She runs to the bodega and buys three tall boys. One for you, a sweet gesture.

They sit in back trying to write down important numbers on a scrap of paper: Johns, lawyers, and dealers. They argue as they try to remember the numbers. “This paper is all we will have for next three months!”

Three months if the plan works: detox, 28-day rehab, then a mommy and me inpatient program.

A police car flashes its lights, telling you to move on. That finally gets them to spill out of your van.

They say goodbye. She says, “You won’t be seeing me around Hunts Point for a few months. I hate that mother-fucking place. I hate it.”

They become part of the crowd entering the hospital.

You collect yourself, glad for fifteen minutes without drama. You start driving back home.

You open the windows to pull in the fresh air. Doesn’t matter it is 10 degrees. It isn’t Derek Jeter Driven Cologne.

An hour later your phone rings.  You hope it’s not them saying they didn’t get accepted, offering up some excuse. You put the odds of that at fifty fifty.

“Hey man, this is Chino. You called earlier? I was out cold. You need dog food or cat food?”

More on addiction here: Faces of addiction

On Men


Three years working in Hunts Point with addicts. Three years listening to countless women recount sexual abuse by male relatives. Three years of watching men prowl the streets looking to pay women to suck their dicks. Sometimes getting their dick sucked isn’t enough and they beat the women and rape them. Just for kicks I guess.

Three years of children telling me, “I don’t know who my father is. He ain’t ever been in my life.”

Egypt, her eye blackened by a boyfriend, after listing every man who has raped or beat her answered my question of, “Has any man in your life ever treated you well.” With, “Yes, one has. God.”

Carmela, sexually and physically abused since eight saying, “When did I start prostituting? I always have. I mean I always thought you had to give up your body for food or to find a place to sleep. I never knew it had a fancy name like prostitution till I was like 16. I just knew it as the way a girl lived on the streets.”

Simple crude fact: There are no women driving around Hunts Point looking to pay men to “suck their pussies.”

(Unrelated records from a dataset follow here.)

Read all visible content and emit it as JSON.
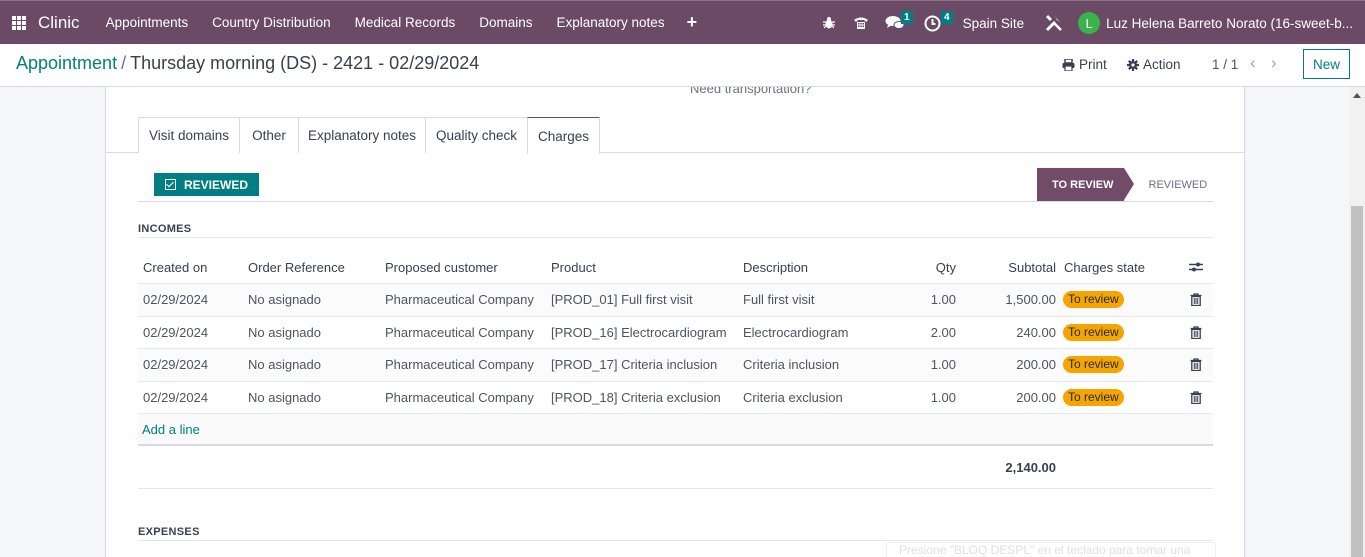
{
  "navbar": {
    "brand": "Clinic",
    "menu": [
      "Appointments",
      "Country Distribution",
      "Medical Records",
      "Domains",
      "Explanatory notes"
    ],
    "plus_icon": "plus-icon",
    "icons": {
      "debug": "bug-icon",
      "phone": "phone-icon",
      "messages": "chat-icon",
      "activities": "clock-icon",
      "settings": "tools-icon"
    },
    "messages_count": "1",
    "activities_count": "4",
    "site": "Spain Site",
    "avatar_initial": "L",
    "user": "Luz Helena Barreto Norato (16-sweet-b..."
  },
  "control": {
    "breadcrumb_parent": "Appointment",
    "breadcrumb_sep": "/",
    "breadcrumb_current": "Thursday morning (DS) - 2421 - 02/29/2024",
    "print_label": "Print",
    "action_label": "Action",
    "pager": "1 / 1",
    "prev": "‹",
    "next": "›",
    "new_label": "New"
  },
  "form": {
    "cut_text": "Need transportation?",
    "tabs": [
      "Visit domains",
      "Other",
      "Explanatory notes",
      "Quality check",
      "Charges"
    ],
    "active_tab": "Charges",
    "reviewed_button": "REVIEWED",
    "status_stages": [
      "TO REVIEW",
      "REVIEWED"
    ],
    "active_stage": "TO REVIEW",
    "incomes_title": "INCOMES",
    "expenses_title": "EXPENSES",
    "columns": [
      "Created on",
      "Order Reference",
      "Proposed customer",
      "Product",
      "Description",
      "Qty",
      "Subtotal",
      "Charges state"
    ],
    "rows": [
      {
        "created_on": "02/29/2024",
        "order_ref": "No asignado",
        "customer": "Pharmaceutical Company",
        "product": "[PROD_01] Full first visit",
        "description": "Full first visit",
        "qty": "1.00",
        "subtotal": "1,500.00",
        "state": "To review"
      },
      {
        "created_on": "02/29/2024",
        "order_ref": "No asignado",
        "customer": "Pharmaceutical Company",
        "product": "[PROD_16] Electrocardiogram",
        "description": "Electrocardiogram",
        "qty": "2.00",
        "subtotal": "240.00",
        "state": "To review"
      },
      {
        "created_on": "02/29/2024",
        "order_ref": "No asignado",
        "customer": "Pharmaceutical Company",
        "product": "[PROD_17] Criteria inclusion",
        "description": "Criteria inclusion",
        "qty": "1.00",
        "subtotal": "200.00",
        "state": "To review"
      },
      {
        "created_on": "02/29/2024",
        "order_ref": "No asignado",
        "customer": "Pharmaceutical Company",
        "product": "[PROD_18] Criteria exclusion",
        "description": "Criteria exclusion",
        "qty": "1.00",
        "subtotal": "200.00",
        "state": "To review"
      }
    ],
    "add_line": "Add a line",
    "total": "2,140.00",
    "hint": "Presione \"BLOQ DESPL\" en el teclado para tomar una"
  },
  "colors": {
    "brand": "#6b4a66",
    "accent": "#017e84",
    "status_pill": "#f5a400",
    "active_stage": "#714b67"
  }
}
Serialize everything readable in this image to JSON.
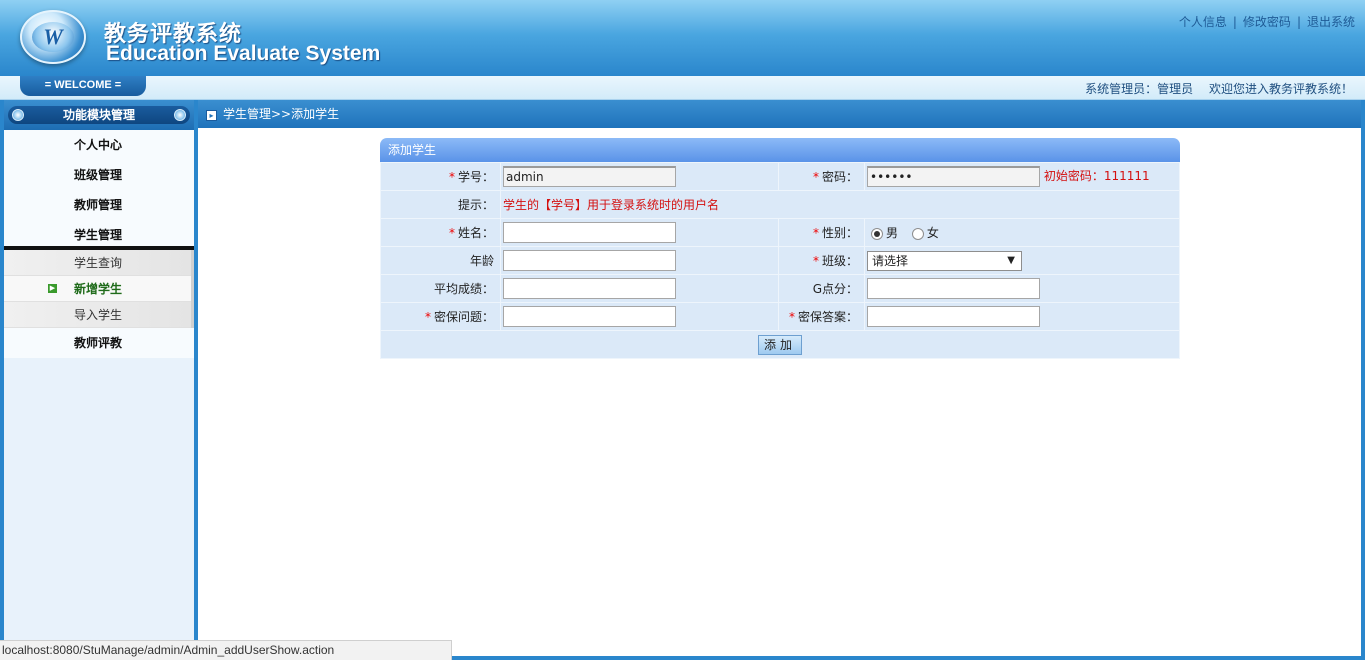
{
  "header": {
    "logo_letter": "W",
    "title_cn": "教务评教系统",
    "title_en": "Education Evaluate System",
    "links": [
      "个人信息",
      "修改密码",
      "退出系统"
    ]
  },
  "welcome": {
    "tab_label": "= WELCOME =",
    "role_label": "系统管理员：管理员",
    "greeting": "欢迎您进入教务评教系统！"
  },
  "sidebar": {
    "header": "功能模块管理",
    "items": [
      "个人中心",
      "班级管理",
      "教师管理",
      "学生管理"
    ],
    "sub_items": [
      "学生查询",
      "新增学生",
      "导入学生"
    ],
    "active_sub": "新增学生",
    "after_items": [
      "教师评教"
    ]
  },
  "breadcrumb": "学生管理>>添加学生",
  "form": {
    "title": "添加学生",
    "student_id_label": "学号：",
    "student_id_value": "admin",
    "password_label": "密码：",
    "password_value": "••••••",
    "password_hint": "初始密码：111111",
    "tip_label": "提示：",
    "tip_text": "学生的【学号】用于登录系统时的用户名",
    "name_label": "姓名：",
    "gender_label": "性别：",
    "gender_male": "男",
    "gender_female": "女",
    "age_label": "年龄",
    "class_label": "班级：",
    "class_selected": "请选择",
    "avg_score_label": "平均成绩：",
    "g_points_label": "G点分：",
    "security_question_label": "密保问题：",
    "security_answer_label": "密保答案：",
    "submit_label": "添加"
  },
  "status_bar": "localhost:8080/StuManage/admin/Admin_addUserShow.action"
}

Simple crude fact: Only a minority of men I know in Hunts Point don’t beat their girlfriends. I mean I only suspect they don’t. Others claim everyone does.

Simple crude fact: A young girl growing up in the neighborhood is often forced to endure a torrent of taunts, stares, yells, grabs, and more disgustingly common than it should ever be, forced sex.

So I get asked. What have I learned in my three years working on my project?

There are many decent men who live in Hunts Point who respect women fully. They are dedicated fathers who work selflessly, take responsibility for their children, and are unfailing polite.

Still many men suck, and the ones who suck cause huge problems that sadly overshadow all else, eclipsing the decent men.

Yes I understand the irony of a white male saying that. Guilt, loathing, call it whatever you want.

I simple see it as a fact that somebody, trained in the sciences like I am, cannot ignore or deny.

PS: I grew up in a very poor white southern town. I saw very similar things taking place. This is not about race. This is about gender.

More on addiction here: Faces of addiction

Stop trying to save people

My piece in the Guardian: Stop trying to save people

Please Share. I don’t ask that often but I really feel strong about this.

"Saving someone" is an arrogant presumption that you know what is best for others. The only person one can save is oneself.